AUSTIN, Tx. (KXAN) — A competitive chess player from Austin, Texas is competing this week in a national tournament in a bid to take home yet another championship.
Emily Nguyen, 16, has been playing competitively since she was 6, learning the game from her brother and then building her skills, taking on some of the best young players in the world.
“I used to play a lot when I was younger,” she said, “like go to tournaments, weekender tournaments in Houston and Dallas, and I was playing at two or three tournaments a month.”
As other hobbies and schoolwork have become a bigger part of her life, her time spent on the road has decreased, but she still manages three or four big tournaments each year.
The World Chess Federation ranks Nguyen 56th in the world among active female players under 18 years old, 36th in the U.S. among all active female players, and 5th in the U.S. among active girls under 18.
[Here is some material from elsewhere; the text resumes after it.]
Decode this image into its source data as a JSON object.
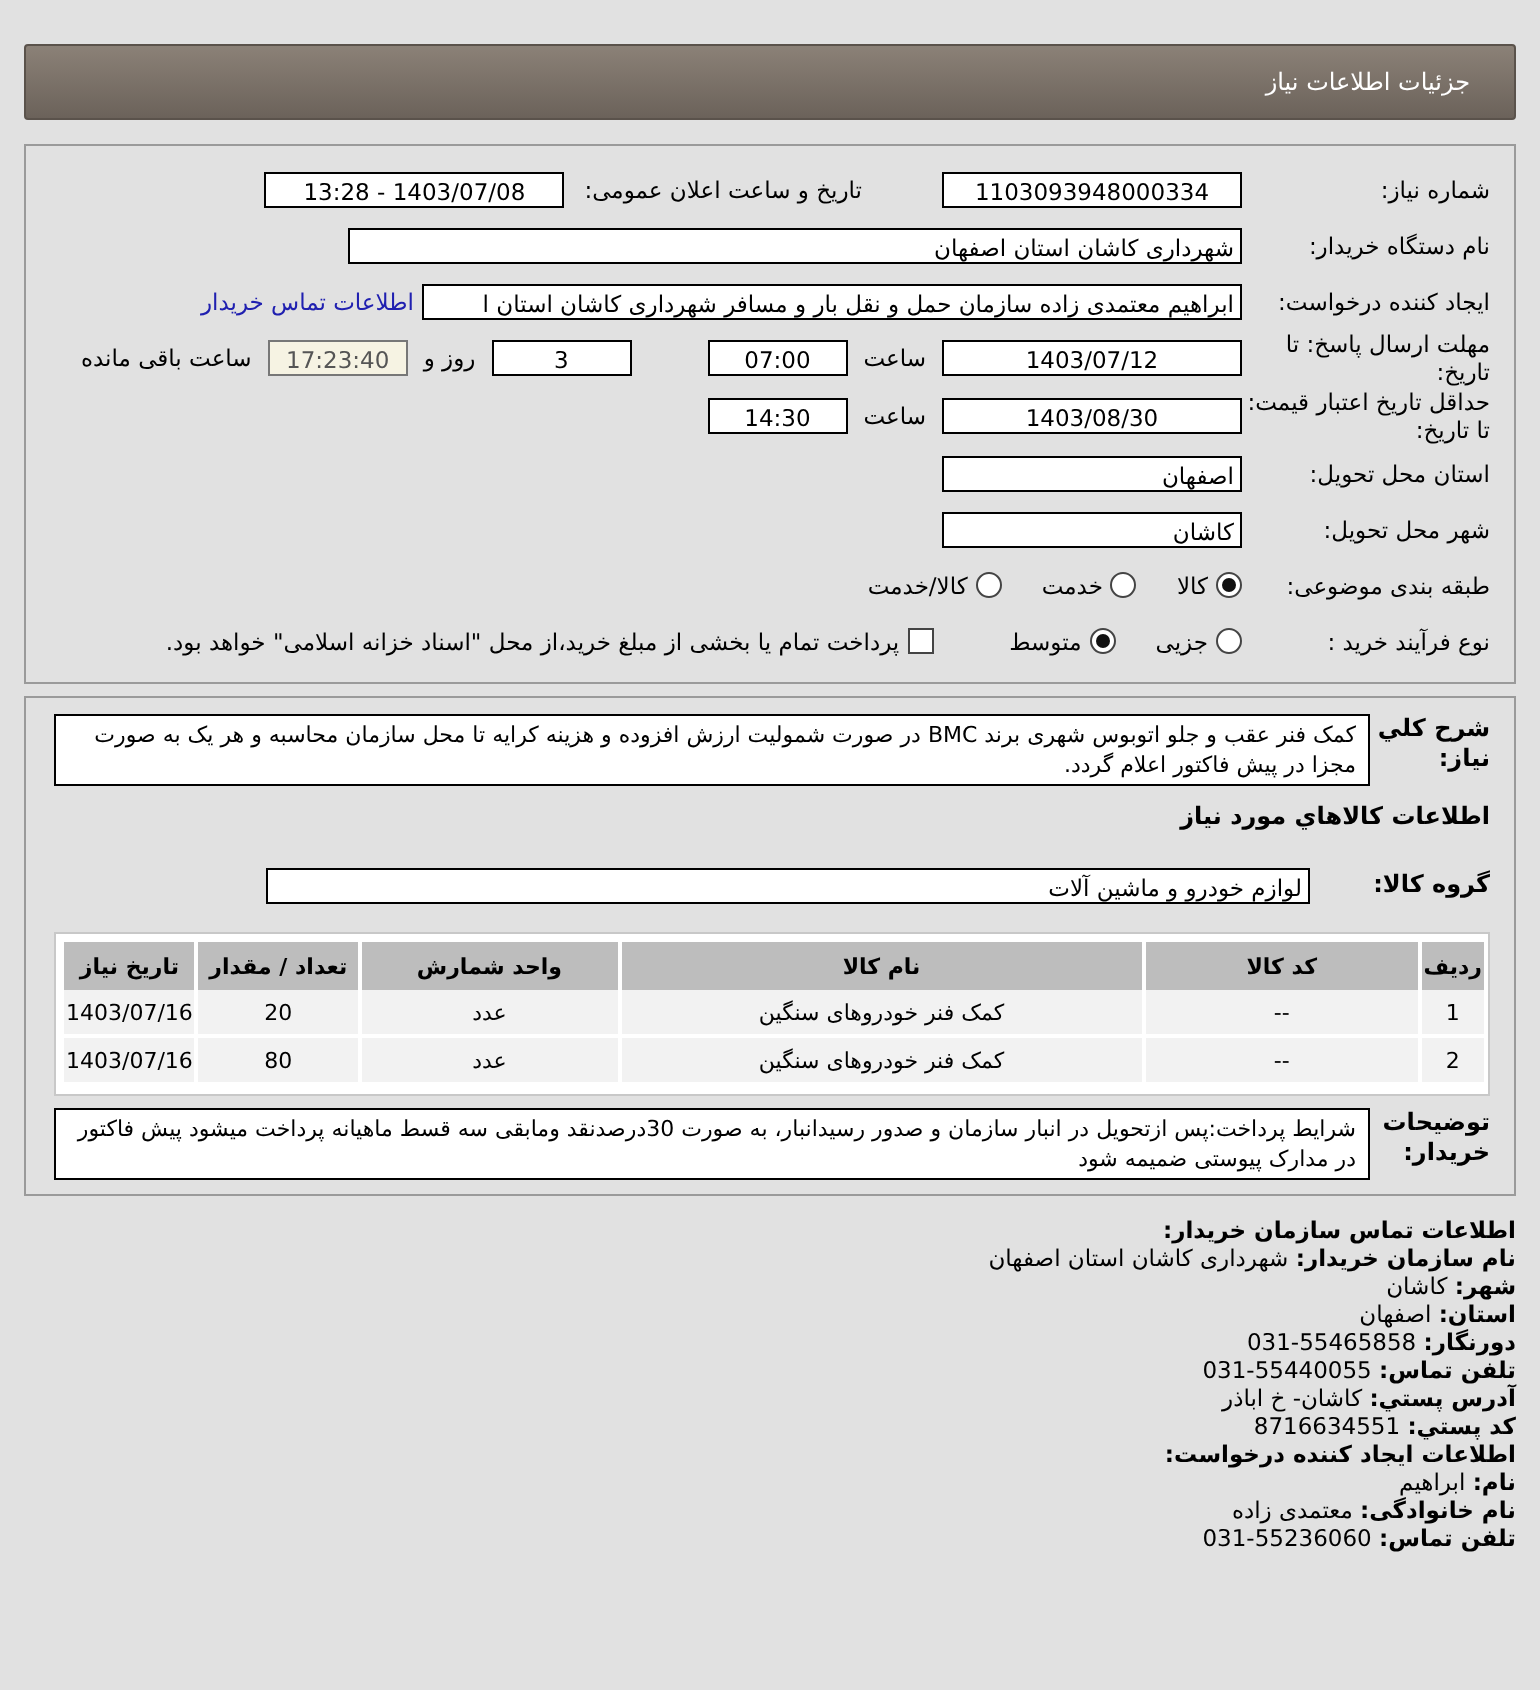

Her first big international win came in 2011 at the North American Youth Championship, where she brought home the trophy in the under-10 girl’s division. She hasn’t stopped winning since then.
The last two years she’s taken home the top prize at the Texas Scholastic Chess Championships for high school players around the state.
“I learn a little bit each tournament, like how I should prepare mentally,” Nguyen told KXAN.
This week, she’s in St. Louis for the U.S. Junior Championships, an invitational tournament featuring 10 of the best players across the country under 20 years old. She hopes to bring home another win when the competition wraps up on July 20.
The players will split more than $10,000 in prize money, with the winner taking home $3,000. The top player will also receive $10,000 in scholarship money to be used at any institution.
Nguyen won the tournament the first time she played it in 2016 and has placed third each of the last two years.
“I’m not really thinking toward the prize,” she said. “I’m just trying to play the best I can.”
That mindset will serve her well as the rising senior prepares to take a break from her chess training to start applying to colleges this fall. Several state schools offer chess scholarships, including the University of Texas at Dallas, UT Rio Grande Valley, and Texas Tech University, but Nguyen says she doesn’t want to pursue the game as a career.
“Chess will always be important to me, and I’m going to try to keep that in my life always,” she said, “but I feel like I don’t really want to go professional.”
For now, she’ll keep playing (and beating) her brother, taking on the top players in the world when she has time.